On the other side of the coin, the gay community has been a loyal constituency group and our basic rights should be protected as a matter of morality. The way to reconcile this ostensible conflict is for major gay political organizations to have an early strategic powwow with incoming House speaker Nancy Pelosi and Senate Majority Leader Harry Reid. The gay leaders should offer to step back and make no demands for six months to let the Democrats establish a tangible record on bread and butter economic issues. The party must establish itself as one that represents all people and cares most about the concerns of average families.
Once party leaders have built a reserve of political capital and are able to boast of bipartisan accomplishments they will have earned credentials with suburban families and can address gay rights without looking like they are pandering.
Democratic leaders should agree that for the GLBT community’s six months of silence a major piece of legislation would be introduced in June. The most logical legislation would be the Employment Non-Discrimination Act, which would prohibit job discrimination based on sexual orientation.
However, I think we should scrap ENDA in its current antiquated form and return to a broader bill that also bans discrimination in housing, credit and accommodations. ENDA made more sense when there were several influential members of Congress who were opposed to employment discrimination, but balked at losing the ability to discriminate in housing.
But the world has evolved and I suspect there are few members of Congress who now advocate situational discrimination. So, why not go for a more robust bill if there are enough votes to win?
It is crucial that GLBT leaders get a commitment from Pelosi and Reid to energetically push a gay rights bill or ENDA in its current incarnation. Polls show that most Americans are overwhelmingly against discrimination, so it is a winning issue as long as the Democrats hold firm. If they appear weak and embarrassed to support equality it will be a disaster. The GLBT community will feel betrayed and lose faith in the Party, while the Democrats will play to stereotypes that they have no core beliefs or principles.
Once a non-discrimination bill is passed there is a good chance that President George W. Bush will veto it. There is not much we can do about this, except use it as a political rallying cry to get more Democrats elected to office. The Republicans may try to use this bill as a political weapon, but I think it will backfire.
In a recent column I predicted that the New Jersey Supreme Court’s ruling mandating civil unions would have little affect on the Midterm elections. I correctly reasoned that the discussion on marriage had moved the bar to where civil unions are now boring and no longer political poison. The same argument can be made for an ENDA-type bill, with marriage rendering it quaint and uncontroversial.
After this bill is passed, we should take our lobbyists off of Capital Hill for another six months and do nothing else until 2008. In this presidential election year, we should introduce hate crimes legislation, which has the least potential to create a backlash, since even our opponents profess that gay bashing is wrong.
Unfortunately, I left off my short list overturning the ban on gays in the military. I think we should steer clear of this issue until after the presidential elections. This topic is too prone to demagoguery with conservatives, once again, descending into submarine barracks. If a Democrat wins the presidency and the party holds both branches of Congress, this would be a good issue for 2009.

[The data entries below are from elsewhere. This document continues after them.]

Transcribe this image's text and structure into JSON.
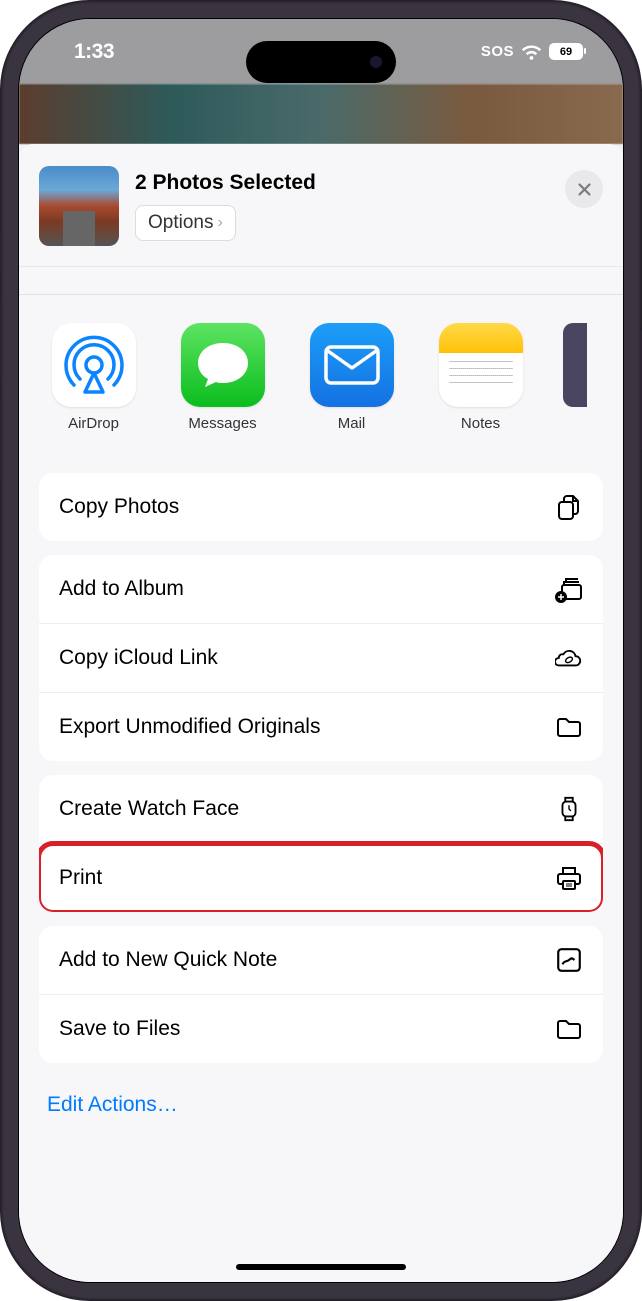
{
  "status": {
    "time": "1:33",
    "sos": "SOS",
    "battery_pct": "69"
  },
  "header": {
    "title": "2 Photos Selected",
    "options_label": "Options"
  },
  "apps": {
    "airdrop": "AirDrop",
    "messages": "Messages",
    "mail": "Mail",
    "notes": "Notes"
  },
  "actions": {
    "copy_photos": "Copy Photos",
    "add_to_album": "Add to Album",
    "copy_icloud": "Copy iCloud Link",
    "export_unmodified": "Export Unmodified Originals",
    "create_watch_face": "Create Watch Face",
    "print": "Print",
    "add_quick_note": "Add to New Quick Note",
    "save_to_files": "Save to Files"
  },
  "footer": {
    "edit_actions": "Edit Actions…"
  }
}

Conservatives are right – we need a gay agenda. If our groups strategically and systematically work with Pelosi and Reid we can eat our victory cake and they can still win reelection in a cakewalk.